"Convinced I should become a physics professor, I started out as a physics major, taking Professor Shea's Masterpieces of European Literature course initially as an excuse to read books—I was alarmed at the prospect of doing nothing but math!

"The course had an eclectic reading list: from Dostoevsky's The Brothers Karamazov, to Christa Wolf's 1980s reworking of the 'Cassandra' myth.

"Enjoying the balance of the arts with the sciences, and not wanting to be mired down in one way of thinking, I switched to a double major.

"Professor Shea is interested in how the history of science and scientific questions inform literature, in bringing the two kinds of thought together. So when Michael Frayn's play Copenhagen—based on questions surrounding the 1941 meeting between physicists Bohr and Heisenberg and the race for the atomic bomb—came to Edison Theatre, Professor Shea was involved in setting up discussions between the audience and physics and literature faculty.

"He showed me his proposal for a course that would include faculty from the sciences and humanities—to explore from each perspective some fundamental problems. 'Scientific' questions of determinism and the role of probability are concepts philosophers and writers have been grappling with for centuries.

"I am grateful for all I learned from him."

Sharlene Leurig, A.B. '02, is a patent examiner in Radiant Energy, U.S. Patent and Trademark Office.



Herb Weitman, Former Director of Photographic Services and former Adjunct Professor of Art/Photography


Jim Olvera:

"Do something you enjoy—enjoy what you do. This was the key lesson I learned from Herb Weitman. And Herb knew the value of doing what you enjoy; he was always excited about his work.

"In class Herb gave assignments, but the program was mostly self-directed. Because you learn something new about photography every time you pick up a camera, you look at the world in a different way.

"Once I shot several photos unrelated to any assignment and showed them to Herb. I think it was this enthusiasm that made him go to bat for me when, in my junior year, I decided to change from a joint major in engineering and architecture to one in photography. He facilitated the switch despite opposition from some.

"Coming from an analytical and technical background made it easy to get into photographic techniques, but I had a tendency to shy away from photographing people. Herb didn't just encourage me but pushed me into it. He must have known somehow that I had it in me: 'You need to do this,' he would say. And doing it was a revelation, more rewarding than anything I'd done. Now, photographing people constitutes most of my work.

"Starting out as an artist you can be haunted by the fear that without someone else giving you the impetus, you won't be able to come up with your own ideas. Because Herb's course was not teacher-driven, I knew I could do it. This was a great confidence builder.

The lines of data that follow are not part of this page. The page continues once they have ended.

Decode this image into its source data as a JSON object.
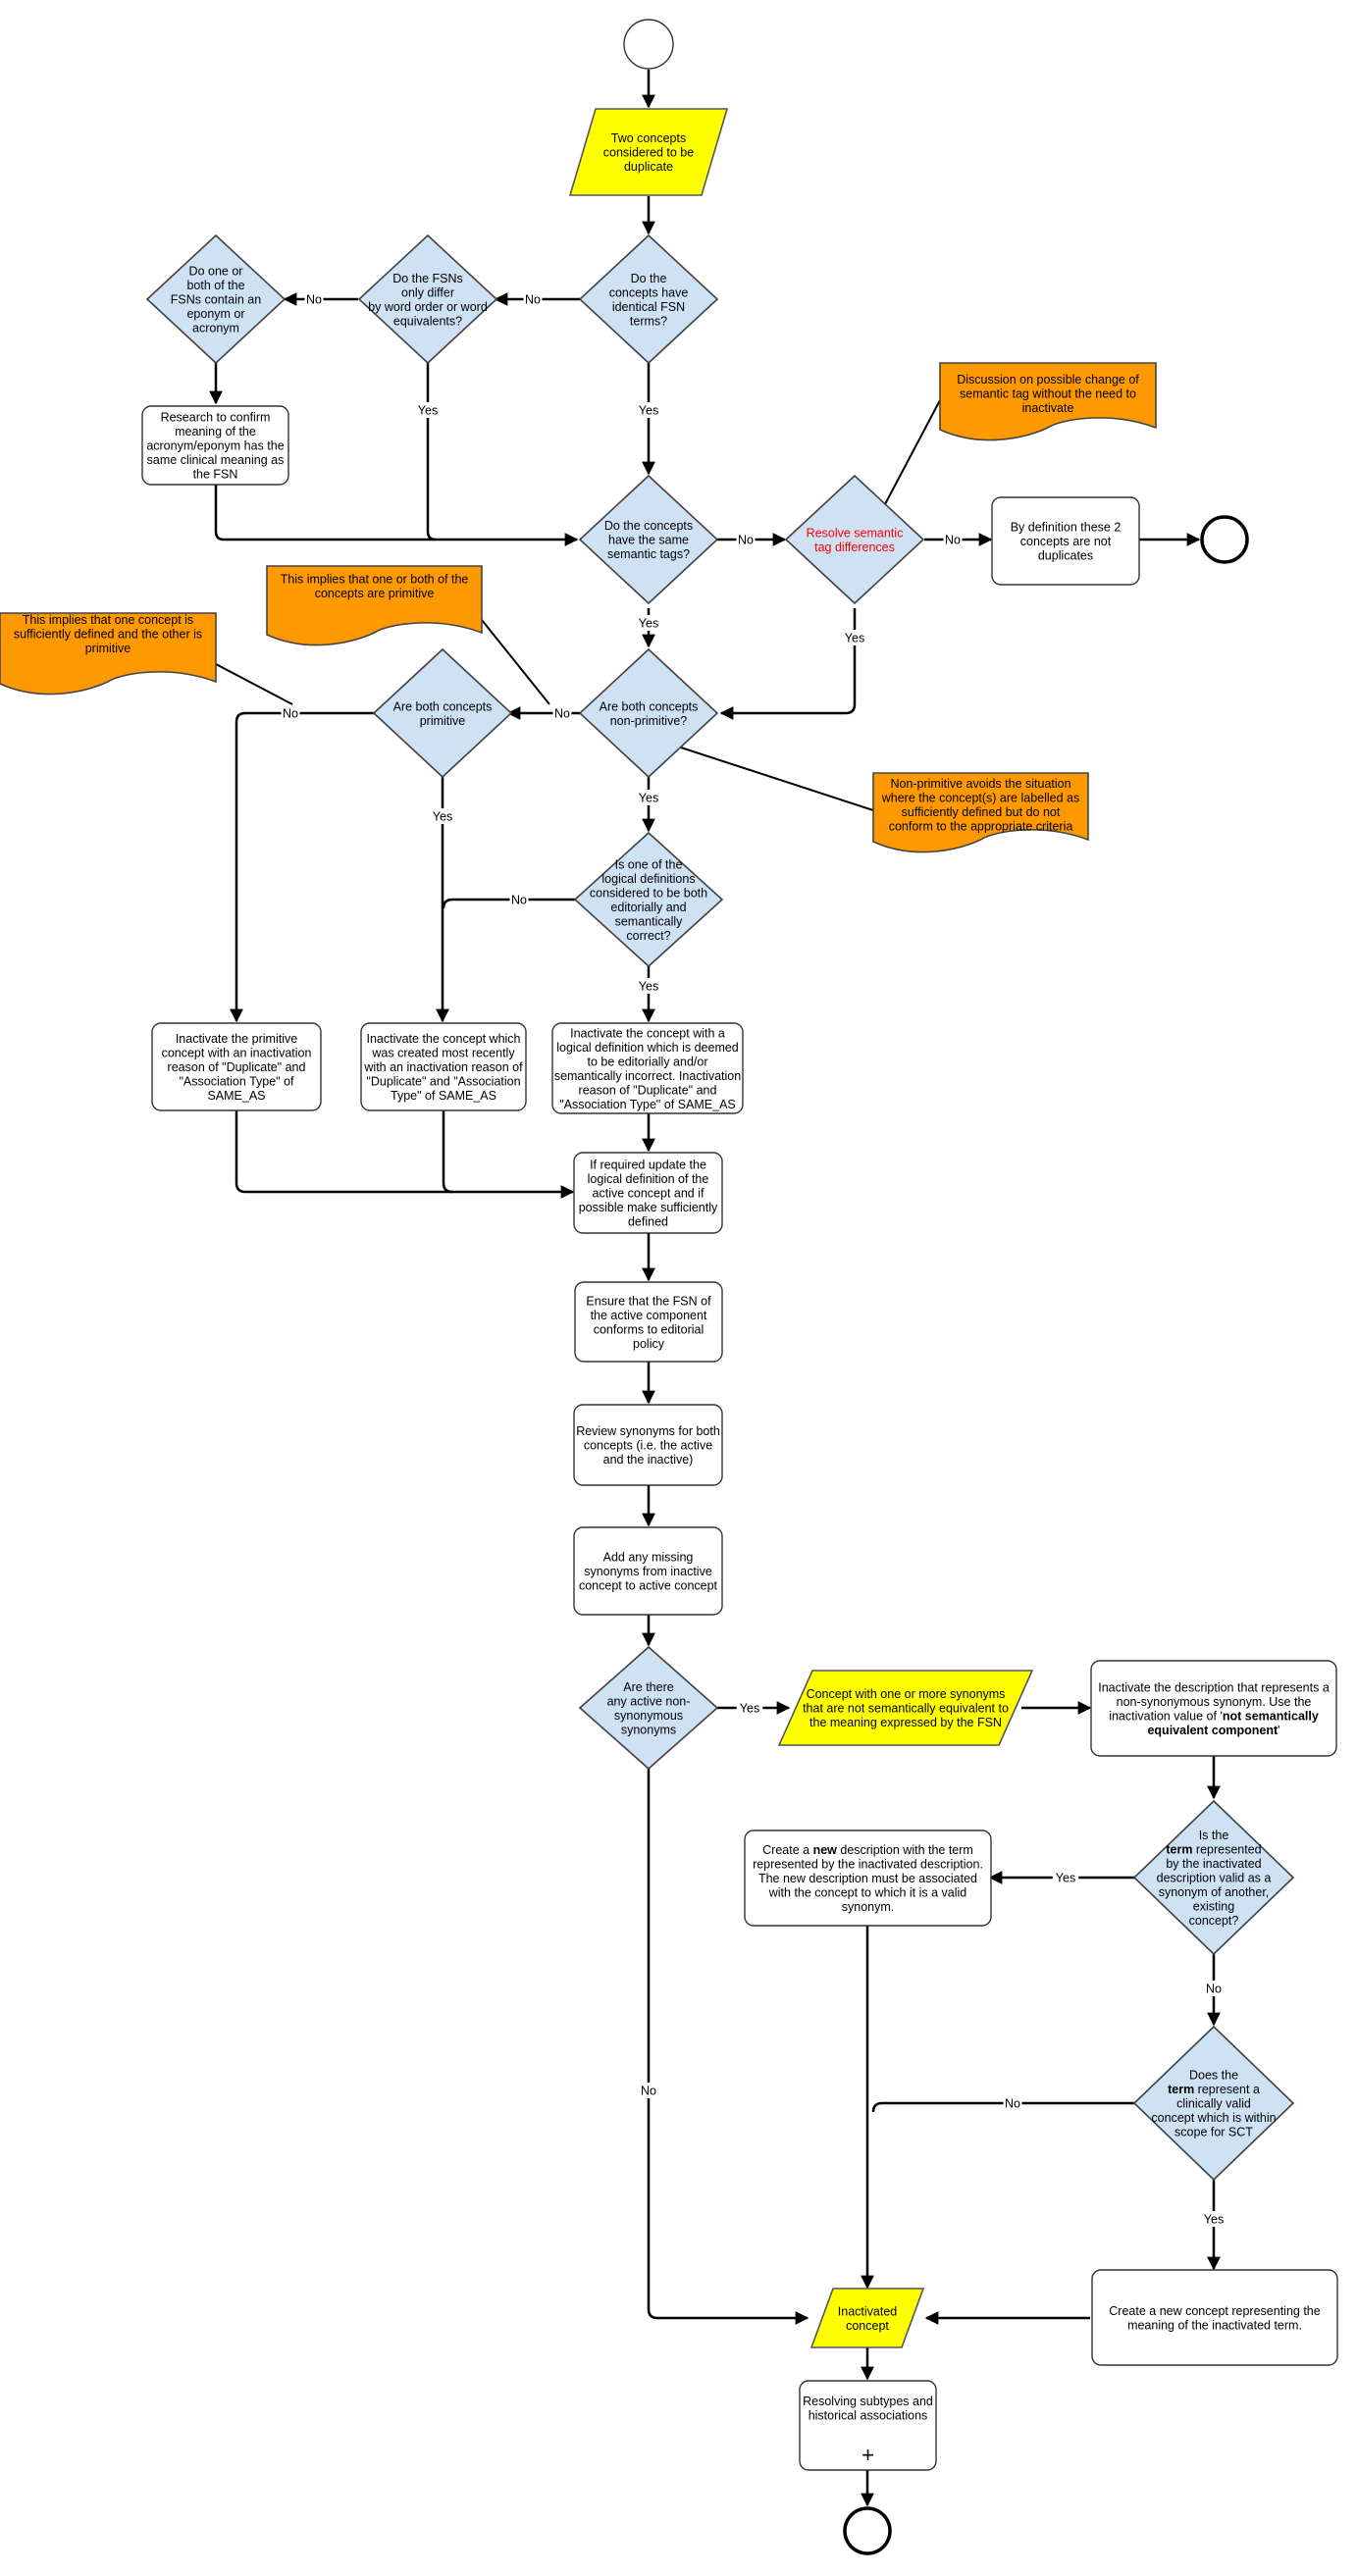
{
  "colors": {
    "decision": "#cfe2f3",
    "data": "#ffff00",
    "note": "#ff9900",
    "warning_text": "#ff0000"
  },
  "nodes": {
    "start": {
      "type": "start-event"
    },
    "two_concepts": {
      "type": "data",
      "lines": [
        "Two concepts",
        "considered to be",
        "duplicate"
      ]
    },
    "identical_fsn": {
      "type": "decision",
      "lines": [
        "Do the",
        "concepts have",
        "identical FSN",
        "terms?"
      ]
    },
    "word_order": {
      "type": "decision",
      "lines": [
        "Do the FSNs",
        "only differ",
        "by word order or word",
        "equivalents?"
      ]
    },
    "eponym": {
      "type": "decision",
      "lines": [
        "Do one or",
        "both of the",
        "FSNs contain an",
        "eponym or",
        "acronym"
      ]
    },
    "research": {
      "type": "task",
      "lines": [
        "Research to confirm",
        "meaning of the",
        "acronym/eponym has the",
        "same clinical meaning as",
        "the FSN"
      ]
    },
    "same_tags": {
      "type": "decision",
      "lines": [
        "Do the concepts",
        "have the same",
        "semantic tags?"
      ]
    },
    "resolve_tags": {
      "type": "decision",
      "lines": [
        "Resolve semantic",
        "tag differences"
      ]
    },
    "not_duplicates": {
      "type": "task",
      "lines": [
        "By definition these 2",
        "concepts are not",
        "duplicates"
      ]
    },
    "end_top": {
      "type": "end-event"
    },
    "note_semantic_tag": {
      "type": "note",
      "lines": [
        "Discussion on possible change of",
        "semantic tag without the need to",
        "inactivate"
      ]
    },
    "note_one_or_both": {
      "type": "note",
      "lines": [
        "This implies that one or both of the",
        "concepts are primitive"
      ]
    },
    "note_one_sufficient": {
      "type": "note",
      "lines": [
        "This implies that one concept is",
        "sufficiently defined and the other is",
        "primitive"
      ]
    },
    "note_non_primitive": {
      "type": "note",
      "lines": [
        "Non-primitive avoids the situation",
        "where the concept(s) are labelled as",
        "sufficiently defined but do not",
        "conform to the appropriate criteria"
      ]
    },
    "both_non_primitive": {
      "type": "decision",
      "lines": [
        "Are both concepts",
        "non-primitive?"
      ]
    },
    "both_primitive": {
      "type": "decision",
      "lines": [
        "Are both concepts",
        "primitive"
      ]
    },
    "logical_def": {
      "type": "decision",
      "lines": [
        "Is one of the",
        "logical definitions",
        "considered to be both",
        "editorially and",
        "semantically",
        "correct?"
      ]
    },
    "inactivate_primitive": {
      "type": "task",
      "lines": [
        "Inactivate the primitive",
        "concept with an inactivation",
        "reason of \"Duplicate\" and",
        "\"Association Type\" of",
        "SAME_AS"
      ]
    },
    "inactivate_recent": {
      "type": "task",
      "lines": [
        "Inactivate the concept which",
        "was created most recently",
        "with an inactivation reason of",
        "\"Duplicate\" and \"Association",
        "Type\" of SAME_AS"
      ]
    },
    "inactivate_incorrect": {
      "type": "task",
      "lines": [
        "Inactivate the concept with a",
        "logical definition which is deemed",
        "to be editorially and/or",
        "semantically incorrect. Inactivation",
        "reason of \"Duplicate\" and",
        "\"Association Type\" of SAME_AS"
      ]
    },
    "update_logical": {
      "type": "task",
      "lines": [
        "If required update the",
        "logical definition of the",
        "active concept and if",
        "possible make sufficiently",
        "defined"
      ]
    },
    "ensure_fsn": {
      "type": "task",
      "lines": [
        "Ensure that the FSN of",
        "the active component",
        "conforms to editorial",
        "policy"
      ]
    },
    "review_synonyms": {
      "type": "task",
      "lines": [
        "Review synonyms for both",
        "concepts (i.e. the active",
        "and the inactive)"
      ]
    },
    "add_synonyms": {
      "type": "task",
      "lines": [
        "Add any missing",
        "synonyms from inactive",
        "concept to active concept"
      ]
    },
    "non_synonymous": {
      "type": "decision",
      "lines": [
        "Are there",
        "any active non-",
        "synonymous",
        "synonyms"
      ]
    },
    "concept_with_synonyms": {
      "type": "data",
      "lines": [
        "Concept with one or more synonyms",
        "that are not semantically equivalent to",
        "the meaning expressed by the FSN"
      ]
    },
    "inactivate_description": {
      "type": "task",
      "lines": [
        [
          {
            "t": "Inactivate the description that represents a"
          }
        ],
        [
          {
            "t": "non-synonymous synonym. Use the"
          }
        ],
        [
          {
            "t": "inactivation value of '"
          },
          {
            "t": "not semantically",
            "b": true
          }
        ],
        [
          {
            "t": "equivalent component",
            "b": true
          },
          {
            "t": "'"
          }
        ]
      ]
    },
    "term_valid_synonym": {
      "type": "decision",
      "lines": [
        [
          {
            "t": "Is the"
          }
        ],
        [
          {
            "t": "term",
            "b": true
          },
          {
            "t": " represented"
          }
        ],
        [
          {
            "t": "by the inactivated"
          }
        ],
        [
          {
            "t": "description valid as a"
          }
        ],
        [
          {
            "t": "synonym of another,"
          }
        ],
        [
          {
            "t": "existing"
          }
        ],
        [
          {
            "t": "concept?"
          }
        ]
      ]
    },
    "create_description": {
      "type": "task",
      "lines": [
        [
          {
            "t": "Create a "
          },
          {
            "t": "new",
            "b": true
          },
          {
            "t": " description with the term"
          }
        ],
        [
          {
            "t": "represented by the inactivated description."
          }
        ],
        [
          {
            "t": "The new description must be associated"
          }
        ],
        [
          {
            "t": "with the concept to which it is a valid"
          }
        ],
        [
          {
            "t": "synonym."
          }
        ]
      ]
    },
    "clinically_valid": {
      "type": "decision",
      "lines": [
        [
          {
            "t": "Does the"
          }
        ],
        [
          {
            "t": "term",
            "b": true
          },
          {
            "t": " represent a"
          }
        ],
        [
          {
            "t": "clinically valid"
          }
        ],
        [
          {
            "t": "concept which is within"
          }
        ],
        [
          {
            "t": "scope for SCT"
          }
        ]
      ]
    },
    "create_concept": {
      "type": "task",
      "lines": [
        "Create a new concept representing the",
        "meaning of the inactivated term."
      ]
    },
    "inactivated_concept": {
      "type": "data",
      "lines": [
        "Inactivated",
        "concept"
      ]
    },
    "resolving_subtypes": {
      "type": "subprocess",
      "lines": [
        "Resolving subtypes and",
        "historical associations"
      ],
      "marker": "+"
    },
    "end_bottom": {
      "type": "end-event"
    }
  },
  "edge_labels": {
    "yes": "Yes",
    "no": "No"
  }
}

"It's also hard initially to conjecture where your creativity might take you. Herb was always involved in long-term projects. Almost without knowing, I've found myself doing that, too—continuously seeking a new approach to a particular subject over many years."

Jim Olvera, B.F.A. '78, is a commercial photographer based in Dallas.